Start of INPUT RECORDS
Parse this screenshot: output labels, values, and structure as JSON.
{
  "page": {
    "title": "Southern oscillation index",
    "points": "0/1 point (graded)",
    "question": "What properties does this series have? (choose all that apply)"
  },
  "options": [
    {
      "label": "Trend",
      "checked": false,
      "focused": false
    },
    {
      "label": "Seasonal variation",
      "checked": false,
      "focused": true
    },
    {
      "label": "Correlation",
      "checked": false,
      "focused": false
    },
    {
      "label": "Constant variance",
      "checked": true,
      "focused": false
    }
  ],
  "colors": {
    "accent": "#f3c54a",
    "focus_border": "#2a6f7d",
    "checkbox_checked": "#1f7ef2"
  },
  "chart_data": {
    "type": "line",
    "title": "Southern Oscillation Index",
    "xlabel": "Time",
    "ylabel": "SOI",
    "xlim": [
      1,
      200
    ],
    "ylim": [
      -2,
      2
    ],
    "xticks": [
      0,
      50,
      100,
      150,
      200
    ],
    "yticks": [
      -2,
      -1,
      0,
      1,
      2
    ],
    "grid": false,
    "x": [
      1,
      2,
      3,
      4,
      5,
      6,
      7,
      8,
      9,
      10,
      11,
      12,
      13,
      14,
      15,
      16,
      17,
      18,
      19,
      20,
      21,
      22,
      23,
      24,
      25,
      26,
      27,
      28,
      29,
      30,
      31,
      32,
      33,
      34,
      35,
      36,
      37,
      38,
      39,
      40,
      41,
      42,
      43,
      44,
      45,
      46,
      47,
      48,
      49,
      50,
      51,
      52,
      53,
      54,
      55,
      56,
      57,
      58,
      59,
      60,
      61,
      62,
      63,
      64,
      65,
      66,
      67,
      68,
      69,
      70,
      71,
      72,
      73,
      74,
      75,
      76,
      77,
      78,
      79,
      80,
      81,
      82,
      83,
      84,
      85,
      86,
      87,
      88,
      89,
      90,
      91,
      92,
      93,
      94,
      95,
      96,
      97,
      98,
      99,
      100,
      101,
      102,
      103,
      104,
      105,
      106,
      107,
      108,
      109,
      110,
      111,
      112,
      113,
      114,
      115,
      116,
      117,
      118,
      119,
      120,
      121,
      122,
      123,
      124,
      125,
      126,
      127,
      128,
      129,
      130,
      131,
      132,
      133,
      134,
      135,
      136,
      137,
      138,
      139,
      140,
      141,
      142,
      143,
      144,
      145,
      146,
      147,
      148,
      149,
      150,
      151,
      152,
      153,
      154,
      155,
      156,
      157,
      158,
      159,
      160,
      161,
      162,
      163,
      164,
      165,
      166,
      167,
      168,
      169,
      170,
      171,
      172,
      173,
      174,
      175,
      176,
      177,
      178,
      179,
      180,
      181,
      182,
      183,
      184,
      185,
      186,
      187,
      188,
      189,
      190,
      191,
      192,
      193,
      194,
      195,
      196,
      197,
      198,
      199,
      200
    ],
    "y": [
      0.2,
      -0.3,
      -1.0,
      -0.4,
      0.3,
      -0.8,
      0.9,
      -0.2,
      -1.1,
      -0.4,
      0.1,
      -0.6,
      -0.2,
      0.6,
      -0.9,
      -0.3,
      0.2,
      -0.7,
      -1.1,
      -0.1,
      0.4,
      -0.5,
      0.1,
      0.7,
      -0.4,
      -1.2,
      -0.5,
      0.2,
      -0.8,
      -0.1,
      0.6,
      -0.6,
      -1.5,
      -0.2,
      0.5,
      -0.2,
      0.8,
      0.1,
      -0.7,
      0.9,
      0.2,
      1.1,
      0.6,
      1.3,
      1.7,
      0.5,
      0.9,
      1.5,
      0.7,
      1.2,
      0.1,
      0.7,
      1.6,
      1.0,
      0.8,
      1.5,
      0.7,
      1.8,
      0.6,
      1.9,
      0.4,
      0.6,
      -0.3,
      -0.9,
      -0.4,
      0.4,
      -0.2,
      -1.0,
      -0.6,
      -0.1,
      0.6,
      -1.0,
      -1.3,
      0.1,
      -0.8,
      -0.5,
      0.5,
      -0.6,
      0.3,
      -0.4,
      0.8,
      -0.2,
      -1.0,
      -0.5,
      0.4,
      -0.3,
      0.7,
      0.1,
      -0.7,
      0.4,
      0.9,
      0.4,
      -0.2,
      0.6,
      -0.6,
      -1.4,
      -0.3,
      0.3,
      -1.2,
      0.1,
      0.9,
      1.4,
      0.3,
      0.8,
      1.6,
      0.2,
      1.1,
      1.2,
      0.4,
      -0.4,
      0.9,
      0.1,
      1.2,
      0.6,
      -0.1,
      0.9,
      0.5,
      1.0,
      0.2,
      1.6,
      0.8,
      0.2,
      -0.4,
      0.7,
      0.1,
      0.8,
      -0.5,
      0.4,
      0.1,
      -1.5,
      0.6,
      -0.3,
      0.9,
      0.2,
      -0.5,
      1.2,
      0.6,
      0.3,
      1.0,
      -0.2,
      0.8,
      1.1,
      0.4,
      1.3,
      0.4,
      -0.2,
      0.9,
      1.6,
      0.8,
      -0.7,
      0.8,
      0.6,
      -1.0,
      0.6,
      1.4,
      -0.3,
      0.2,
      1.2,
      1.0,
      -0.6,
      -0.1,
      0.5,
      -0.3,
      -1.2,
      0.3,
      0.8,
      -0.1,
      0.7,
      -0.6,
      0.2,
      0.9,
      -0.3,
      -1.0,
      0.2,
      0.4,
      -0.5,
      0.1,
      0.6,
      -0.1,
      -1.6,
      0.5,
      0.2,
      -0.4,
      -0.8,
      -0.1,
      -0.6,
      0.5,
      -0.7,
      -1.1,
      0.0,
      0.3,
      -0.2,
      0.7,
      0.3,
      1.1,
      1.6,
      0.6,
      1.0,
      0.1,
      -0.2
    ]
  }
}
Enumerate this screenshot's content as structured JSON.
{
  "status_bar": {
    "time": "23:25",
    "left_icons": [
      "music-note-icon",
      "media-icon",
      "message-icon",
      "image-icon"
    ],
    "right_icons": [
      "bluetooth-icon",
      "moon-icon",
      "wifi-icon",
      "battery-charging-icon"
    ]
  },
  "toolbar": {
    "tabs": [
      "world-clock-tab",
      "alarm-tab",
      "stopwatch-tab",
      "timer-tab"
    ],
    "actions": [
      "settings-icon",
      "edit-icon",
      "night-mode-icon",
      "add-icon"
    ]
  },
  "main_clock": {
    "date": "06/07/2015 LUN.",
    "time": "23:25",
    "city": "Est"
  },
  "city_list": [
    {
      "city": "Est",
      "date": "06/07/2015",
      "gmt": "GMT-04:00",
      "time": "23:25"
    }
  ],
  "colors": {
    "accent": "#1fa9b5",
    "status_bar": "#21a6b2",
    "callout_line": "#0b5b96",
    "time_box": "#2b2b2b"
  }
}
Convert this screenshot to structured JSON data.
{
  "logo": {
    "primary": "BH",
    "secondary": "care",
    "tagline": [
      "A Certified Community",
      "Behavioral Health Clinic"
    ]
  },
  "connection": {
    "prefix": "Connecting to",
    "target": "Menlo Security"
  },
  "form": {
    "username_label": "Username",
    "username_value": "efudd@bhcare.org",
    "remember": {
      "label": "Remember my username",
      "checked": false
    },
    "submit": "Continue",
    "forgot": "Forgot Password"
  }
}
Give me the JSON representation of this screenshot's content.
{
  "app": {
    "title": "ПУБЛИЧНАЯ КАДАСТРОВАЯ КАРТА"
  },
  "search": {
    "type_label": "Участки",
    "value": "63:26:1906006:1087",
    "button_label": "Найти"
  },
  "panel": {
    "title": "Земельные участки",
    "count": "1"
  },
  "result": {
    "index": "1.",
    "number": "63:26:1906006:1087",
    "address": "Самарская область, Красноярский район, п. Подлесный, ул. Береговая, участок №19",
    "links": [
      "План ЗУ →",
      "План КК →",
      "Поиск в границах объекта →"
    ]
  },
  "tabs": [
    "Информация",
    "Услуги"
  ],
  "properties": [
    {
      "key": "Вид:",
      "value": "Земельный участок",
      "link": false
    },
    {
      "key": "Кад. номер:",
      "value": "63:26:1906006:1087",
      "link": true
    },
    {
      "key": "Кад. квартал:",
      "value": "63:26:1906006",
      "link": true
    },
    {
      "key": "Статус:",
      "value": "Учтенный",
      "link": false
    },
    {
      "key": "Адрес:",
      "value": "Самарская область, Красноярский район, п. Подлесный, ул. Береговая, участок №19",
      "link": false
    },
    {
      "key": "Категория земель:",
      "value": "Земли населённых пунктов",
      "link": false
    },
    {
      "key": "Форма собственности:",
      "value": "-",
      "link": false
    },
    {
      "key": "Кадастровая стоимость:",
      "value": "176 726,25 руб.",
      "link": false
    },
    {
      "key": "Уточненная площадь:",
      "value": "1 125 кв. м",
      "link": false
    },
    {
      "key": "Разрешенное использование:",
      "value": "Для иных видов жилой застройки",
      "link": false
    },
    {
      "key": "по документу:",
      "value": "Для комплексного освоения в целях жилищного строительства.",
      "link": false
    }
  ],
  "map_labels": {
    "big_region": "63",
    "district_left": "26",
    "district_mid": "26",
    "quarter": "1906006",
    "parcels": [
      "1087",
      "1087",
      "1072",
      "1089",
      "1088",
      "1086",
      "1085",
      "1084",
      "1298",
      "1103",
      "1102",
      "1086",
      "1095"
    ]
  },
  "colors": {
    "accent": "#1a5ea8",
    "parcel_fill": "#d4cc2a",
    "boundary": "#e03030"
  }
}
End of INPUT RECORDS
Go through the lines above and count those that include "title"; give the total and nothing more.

4